** ACTION ITEM **
In the entries below, find each line with the word "JSON" and return it.

(Interface dataset entries)

────

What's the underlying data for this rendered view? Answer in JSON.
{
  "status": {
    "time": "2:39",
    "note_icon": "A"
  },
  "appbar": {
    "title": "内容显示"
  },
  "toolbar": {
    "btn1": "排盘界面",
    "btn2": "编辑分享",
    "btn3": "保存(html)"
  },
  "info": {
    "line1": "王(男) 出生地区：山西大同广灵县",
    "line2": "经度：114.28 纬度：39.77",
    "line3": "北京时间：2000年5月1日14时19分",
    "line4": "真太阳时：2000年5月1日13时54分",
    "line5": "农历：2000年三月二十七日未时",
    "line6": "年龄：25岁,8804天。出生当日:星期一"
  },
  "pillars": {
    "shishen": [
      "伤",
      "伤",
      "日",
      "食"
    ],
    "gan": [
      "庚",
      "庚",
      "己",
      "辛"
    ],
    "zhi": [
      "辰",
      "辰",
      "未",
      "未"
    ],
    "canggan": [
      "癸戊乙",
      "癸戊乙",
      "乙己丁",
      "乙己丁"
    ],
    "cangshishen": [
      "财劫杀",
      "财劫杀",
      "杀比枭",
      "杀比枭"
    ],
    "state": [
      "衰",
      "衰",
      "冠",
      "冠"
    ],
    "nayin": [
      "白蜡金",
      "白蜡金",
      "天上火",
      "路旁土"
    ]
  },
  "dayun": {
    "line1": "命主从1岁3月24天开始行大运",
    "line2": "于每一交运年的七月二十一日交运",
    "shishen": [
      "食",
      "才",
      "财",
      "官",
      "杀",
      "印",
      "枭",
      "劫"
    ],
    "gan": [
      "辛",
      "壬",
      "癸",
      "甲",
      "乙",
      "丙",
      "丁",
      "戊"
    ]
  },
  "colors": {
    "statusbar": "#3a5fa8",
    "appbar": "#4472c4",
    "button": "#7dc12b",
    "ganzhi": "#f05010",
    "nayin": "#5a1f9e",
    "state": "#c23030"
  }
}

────

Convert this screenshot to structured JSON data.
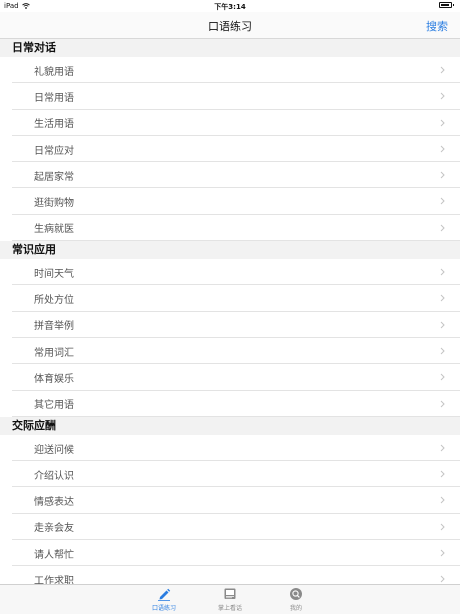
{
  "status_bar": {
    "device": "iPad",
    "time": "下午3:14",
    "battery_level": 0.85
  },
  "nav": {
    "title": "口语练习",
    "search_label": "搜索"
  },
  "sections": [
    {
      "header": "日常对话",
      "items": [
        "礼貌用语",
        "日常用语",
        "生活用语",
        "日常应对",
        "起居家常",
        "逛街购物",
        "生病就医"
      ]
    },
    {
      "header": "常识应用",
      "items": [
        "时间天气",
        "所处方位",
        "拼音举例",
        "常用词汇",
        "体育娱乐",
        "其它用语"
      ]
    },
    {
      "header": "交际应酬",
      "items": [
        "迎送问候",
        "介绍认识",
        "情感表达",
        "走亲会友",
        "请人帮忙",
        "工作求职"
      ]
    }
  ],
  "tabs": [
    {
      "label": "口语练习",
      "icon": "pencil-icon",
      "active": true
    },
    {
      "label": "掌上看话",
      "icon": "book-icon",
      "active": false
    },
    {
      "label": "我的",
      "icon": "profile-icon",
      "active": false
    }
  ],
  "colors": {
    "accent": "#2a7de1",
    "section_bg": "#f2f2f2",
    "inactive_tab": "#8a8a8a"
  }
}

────

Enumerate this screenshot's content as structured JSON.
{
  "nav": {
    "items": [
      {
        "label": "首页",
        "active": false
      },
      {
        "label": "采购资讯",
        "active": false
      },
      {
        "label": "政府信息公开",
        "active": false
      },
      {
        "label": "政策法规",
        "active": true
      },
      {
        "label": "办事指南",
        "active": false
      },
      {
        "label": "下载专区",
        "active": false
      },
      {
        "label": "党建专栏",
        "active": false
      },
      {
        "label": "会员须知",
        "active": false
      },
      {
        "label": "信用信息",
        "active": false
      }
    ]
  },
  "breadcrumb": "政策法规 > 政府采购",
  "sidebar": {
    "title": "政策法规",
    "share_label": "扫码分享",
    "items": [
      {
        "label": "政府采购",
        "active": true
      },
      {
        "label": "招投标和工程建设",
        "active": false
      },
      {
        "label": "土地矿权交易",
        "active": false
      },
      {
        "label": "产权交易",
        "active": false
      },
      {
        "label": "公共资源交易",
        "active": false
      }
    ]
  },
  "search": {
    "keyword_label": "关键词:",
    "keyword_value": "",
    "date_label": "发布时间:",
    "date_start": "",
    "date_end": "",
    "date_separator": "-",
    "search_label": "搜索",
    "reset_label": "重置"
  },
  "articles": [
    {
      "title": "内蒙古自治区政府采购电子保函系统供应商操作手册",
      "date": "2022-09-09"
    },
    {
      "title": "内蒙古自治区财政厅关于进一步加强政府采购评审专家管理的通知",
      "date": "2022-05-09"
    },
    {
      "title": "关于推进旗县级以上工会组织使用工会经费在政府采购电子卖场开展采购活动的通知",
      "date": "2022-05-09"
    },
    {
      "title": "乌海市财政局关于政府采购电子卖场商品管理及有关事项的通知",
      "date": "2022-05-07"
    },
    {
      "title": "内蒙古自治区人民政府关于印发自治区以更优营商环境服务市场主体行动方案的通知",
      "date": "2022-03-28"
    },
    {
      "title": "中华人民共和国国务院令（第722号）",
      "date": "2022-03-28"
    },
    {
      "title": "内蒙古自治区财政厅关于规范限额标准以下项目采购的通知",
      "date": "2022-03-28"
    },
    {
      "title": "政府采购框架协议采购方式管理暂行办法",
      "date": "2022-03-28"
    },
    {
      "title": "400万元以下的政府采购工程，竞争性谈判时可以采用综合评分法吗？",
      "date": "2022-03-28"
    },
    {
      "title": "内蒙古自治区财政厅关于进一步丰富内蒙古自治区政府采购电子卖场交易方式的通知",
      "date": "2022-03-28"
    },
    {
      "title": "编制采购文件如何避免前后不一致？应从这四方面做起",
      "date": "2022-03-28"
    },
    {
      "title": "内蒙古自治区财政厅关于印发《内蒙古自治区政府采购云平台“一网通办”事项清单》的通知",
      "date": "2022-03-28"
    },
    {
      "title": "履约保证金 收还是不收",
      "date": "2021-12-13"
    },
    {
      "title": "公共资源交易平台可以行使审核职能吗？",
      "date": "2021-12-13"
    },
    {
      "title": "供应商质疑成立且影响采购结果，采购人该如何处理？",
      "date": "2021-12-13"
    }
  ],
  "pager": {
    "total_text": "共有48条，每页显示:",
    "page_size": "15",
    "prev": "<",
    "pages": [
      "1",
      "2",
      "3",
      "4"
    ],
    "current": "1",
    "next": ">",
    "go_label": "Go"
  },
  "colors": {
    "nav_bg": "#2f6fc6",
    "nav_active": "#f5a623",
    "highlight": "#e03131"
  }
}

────

** RESULT OF THE EXERCISE **
What's the underlying data for this rendered view? Answer in JSON.
Convert this screenshot to structured JSON data.
Enumerate this screenshot's content as structured JSON.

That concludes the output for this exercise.